The Ruins of Ruthvale Abbey: A Novel ...

Front Cover
A. K. Newman and Company, 1827
0 Reviews
Reviews aren't verified, but Google checks for and removes fake content when it's identified

From inside the book

What people are saying - Write a review

We haven't found any reviews in the usual places.

Selected pages

Common terms and phrases

Popular passages

Page 31 - Methought I heard a voice cry " Sleep no more ! Macbeth does murder sleep" — the innocent sleep, Sleep that knits up the ravell'd sleave of care, The death of each day's life, sore labour's bath, Balm of hurt minds, great nature's second course, Chief nourisher in life's feast, — Lady M.
Page 97 - Wept o'er his wounds, or, tales of sorrow done, Shoulder'd his crutch, and show'd how fields were won.
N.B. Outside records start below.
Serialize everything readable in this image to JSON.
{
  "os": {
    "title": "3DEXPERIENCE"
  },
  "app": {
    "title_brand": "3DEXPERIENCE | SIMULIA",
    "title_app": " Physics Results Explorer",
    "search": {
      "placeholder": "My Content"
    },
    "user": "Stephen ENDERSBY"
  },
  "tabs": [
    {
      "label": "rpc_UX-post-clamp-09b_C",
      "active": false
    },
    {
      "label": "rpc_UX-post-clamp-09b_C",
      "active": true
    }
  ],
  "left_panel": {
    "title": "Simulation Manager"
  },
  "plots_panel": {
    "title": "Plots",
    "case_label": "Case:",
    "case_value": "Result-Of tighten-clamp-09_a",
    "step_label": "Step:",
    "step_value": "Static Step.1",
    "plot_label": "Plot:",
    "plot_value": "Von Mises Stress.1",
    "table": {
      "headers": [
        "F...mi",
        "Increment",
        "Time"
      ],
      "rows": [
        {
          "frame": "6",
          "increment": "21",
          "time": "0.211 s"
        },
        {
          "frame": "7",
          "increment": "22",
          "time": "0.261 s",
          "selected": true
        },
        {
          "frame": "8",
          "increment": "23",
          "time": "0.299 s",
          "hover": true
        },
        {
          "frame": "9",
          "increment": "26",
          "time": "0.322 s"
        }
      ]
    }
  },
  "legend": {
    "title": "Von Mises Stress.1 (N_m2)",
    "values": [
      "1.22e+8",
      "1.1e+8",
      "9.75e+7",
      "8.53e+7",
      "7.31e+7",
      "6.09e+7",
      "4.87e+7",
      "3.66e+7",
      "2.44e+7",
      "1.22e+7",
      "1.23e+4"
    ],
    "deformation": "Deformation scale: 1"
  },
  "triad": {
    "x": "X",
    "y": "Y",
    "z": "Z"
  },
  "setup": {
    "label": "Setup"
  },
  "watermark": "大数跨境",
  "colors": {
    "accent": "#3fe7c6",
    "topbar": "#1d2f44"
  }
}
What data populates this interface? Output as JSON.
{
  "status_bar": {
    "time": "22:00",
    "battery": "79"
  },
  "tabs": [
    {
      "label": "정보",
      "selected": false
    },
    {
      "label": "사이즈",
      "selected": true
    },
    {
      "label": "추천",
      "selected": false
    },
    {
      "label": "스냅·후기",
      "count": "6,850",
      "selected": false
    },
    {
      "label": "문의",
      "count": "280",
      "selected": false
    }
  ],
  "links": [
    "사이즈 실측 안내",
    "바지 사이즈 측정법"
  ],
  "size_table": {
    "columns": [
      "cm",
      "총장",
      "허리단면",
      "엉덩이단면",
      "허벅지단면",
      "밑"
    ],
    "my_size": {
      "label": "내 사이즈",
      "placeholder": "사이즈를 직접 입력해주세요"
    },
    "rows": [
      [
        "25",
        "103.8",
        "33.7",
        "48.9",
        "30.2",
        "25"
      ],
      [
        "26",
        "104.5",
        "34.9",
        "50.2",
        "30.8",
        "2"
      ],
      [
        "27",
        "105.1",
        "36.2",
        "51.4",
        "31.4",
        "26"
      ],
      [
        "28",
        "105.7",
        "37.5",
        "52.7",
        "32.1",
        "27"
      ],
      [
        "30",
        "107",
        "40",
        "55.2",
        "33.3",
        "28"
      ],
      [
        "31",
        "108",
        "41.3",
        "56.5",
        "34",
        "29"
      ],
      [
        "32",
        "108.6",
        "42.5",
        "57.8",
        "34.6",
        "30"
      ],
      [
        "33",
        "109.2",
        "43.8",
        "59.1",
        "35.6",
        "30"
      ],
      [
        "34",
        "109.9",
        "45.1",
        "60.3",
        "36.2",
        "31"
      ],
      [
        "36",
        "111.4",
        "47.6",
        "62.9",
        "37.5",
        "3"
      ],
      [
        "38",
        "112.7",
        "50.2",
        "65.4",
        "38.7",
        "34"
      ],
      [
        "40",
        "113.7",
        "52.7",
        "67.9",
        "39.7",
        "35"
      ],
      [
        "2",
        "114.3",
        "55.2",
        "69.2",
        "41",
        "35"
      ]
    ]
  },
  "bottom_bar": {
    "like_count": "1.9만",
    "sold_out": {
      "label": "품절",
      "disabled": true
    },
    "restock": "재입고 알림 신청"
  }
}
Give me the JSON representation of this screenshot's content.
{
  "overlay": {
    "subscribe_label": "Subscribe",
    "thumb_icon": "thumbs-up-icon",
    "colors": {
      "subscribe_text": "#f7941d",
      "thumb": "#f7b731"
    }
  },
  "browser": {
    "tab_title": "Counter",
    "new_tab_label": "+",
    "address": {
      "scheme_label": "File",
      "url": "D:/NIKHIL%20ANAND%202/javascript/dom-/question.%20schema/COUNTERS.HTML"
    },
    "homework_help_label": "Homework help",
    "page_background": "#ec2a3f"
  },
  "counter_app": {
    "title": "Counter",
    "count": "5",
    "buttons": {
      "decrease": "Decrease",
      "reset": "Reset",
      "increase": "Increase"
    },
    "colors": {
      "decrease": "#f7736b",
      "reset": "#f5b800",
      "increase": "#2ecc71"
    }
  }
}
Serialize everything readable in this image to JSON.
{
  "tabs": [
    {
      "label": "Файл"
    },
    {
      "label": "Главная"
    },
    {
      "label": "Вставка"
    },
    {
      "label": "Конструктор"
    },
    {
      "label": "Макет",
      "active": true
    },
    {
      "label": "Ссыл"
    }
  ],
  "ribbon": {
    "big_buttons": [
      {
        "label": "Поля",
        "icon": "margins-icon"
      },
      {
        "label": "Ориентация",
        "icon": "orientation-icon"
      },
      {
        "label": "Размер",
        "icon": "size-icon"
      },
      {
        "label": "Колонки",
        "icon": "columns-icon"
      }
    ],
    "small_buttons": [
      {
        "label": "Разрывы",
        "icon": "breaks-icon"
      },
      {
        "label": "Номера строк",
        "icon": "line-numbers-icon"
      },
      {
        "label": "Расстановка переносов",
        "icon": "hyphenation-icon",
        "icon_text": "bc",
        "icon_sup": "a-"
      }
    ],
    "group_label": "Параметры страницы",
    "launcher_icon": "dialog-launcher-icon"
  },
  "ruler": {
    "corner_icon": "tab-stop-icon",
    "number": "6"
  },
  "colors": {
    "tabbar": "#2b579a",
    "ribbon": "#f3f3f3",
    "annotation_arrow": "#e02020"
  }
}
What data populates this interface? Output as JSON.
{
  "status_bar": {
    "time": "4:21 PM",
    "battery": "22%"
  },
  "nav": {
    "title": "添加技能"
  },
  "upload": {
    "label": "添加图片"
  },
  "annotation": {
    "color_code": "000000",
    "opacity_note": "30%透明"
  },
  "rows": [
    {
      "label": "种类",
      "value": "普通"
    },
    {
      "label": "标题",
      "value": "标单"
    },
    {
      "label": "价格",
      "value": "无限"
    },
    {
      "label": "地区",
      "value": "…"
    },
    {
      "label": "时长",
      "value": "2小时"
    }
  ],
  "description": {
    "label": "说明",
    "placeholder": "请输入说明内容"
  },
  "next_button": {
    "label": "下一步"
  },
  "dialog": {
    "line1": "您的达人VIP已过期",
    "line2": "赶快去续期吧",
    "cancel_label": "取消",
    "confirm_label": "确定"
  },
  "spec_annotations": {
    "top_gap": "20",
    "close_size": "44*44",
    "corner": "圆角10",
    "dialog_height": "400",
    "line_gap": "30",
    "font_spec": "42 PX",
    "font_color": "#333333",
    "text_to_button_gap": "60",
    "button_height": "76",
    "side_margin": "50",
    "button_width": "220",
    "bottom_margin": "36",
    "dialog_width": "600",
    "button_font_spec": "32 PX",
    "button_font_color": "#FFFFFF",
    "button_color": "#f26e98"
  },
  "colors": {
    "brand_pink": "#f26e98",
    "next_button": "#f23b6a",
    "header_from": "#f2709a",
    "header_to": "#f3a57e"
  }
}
Pleased with his guests, the good man learn'd to glow, And quite forgot their vices in their woe; Careless their merits or their faults to scan, His pity gave ere charity began. Thus to relieve the wretched was his pride, And even his failings lean'd to virtue's side; But in his duty prompt at every call, He watch'd and wept, he pray'd and felt for all...
Page 197 - These are thy glorious works, Parent of good, Almighty, thine this universal frame, Thus wondrous fair; thyself how wondrous then ! Unspeakable, who sitt'st above these heavens, To us invisible, or dimly seen In these thy lowest works; yet these declare Thy goodness beyond thought, and power divine.
Page 34 - I could a tale unfold, whose lightest word Would harrow up thy soul; freeze thy young blood ; Make thy two eyes, like stars, start from their spheres; Thy knotted and combined locks to part, And each particular hair to stand on end, Like quills upon the fretful porcupine : But this eternal blazon must not be To ears of flesh and blood : — List, list, O list!
Page 214 - The path of sorrow, and that path alone, Leads to the land where sorrow is unknown ; No traveller ever reach'd that blest abode, Who found not thorns and briers in his road.
Page 52 - The charm dissolves apace; And as the morning steals upon the night, Melting the darkness, so their rising senses Begin to chase the ignorant fumes that mantle Their clearer reason.
Page 167 - The only point where human bliss stands still, And tastes the good without the fall to ill ; Where only merit...
Page 269 - CONTRAST. A Novel. By REGINA MARIA ROCHE, author of " The Children of the Abbey,
Page 69 - An idler is a watch that wants both hands, As useless if it goes as when it stands.
Page 68 - We, ignorant of ourselves, Beg often our own harms, which the wise powers Deny us for our good ; so find we profit, By losing of our prayers.

Bibliographic information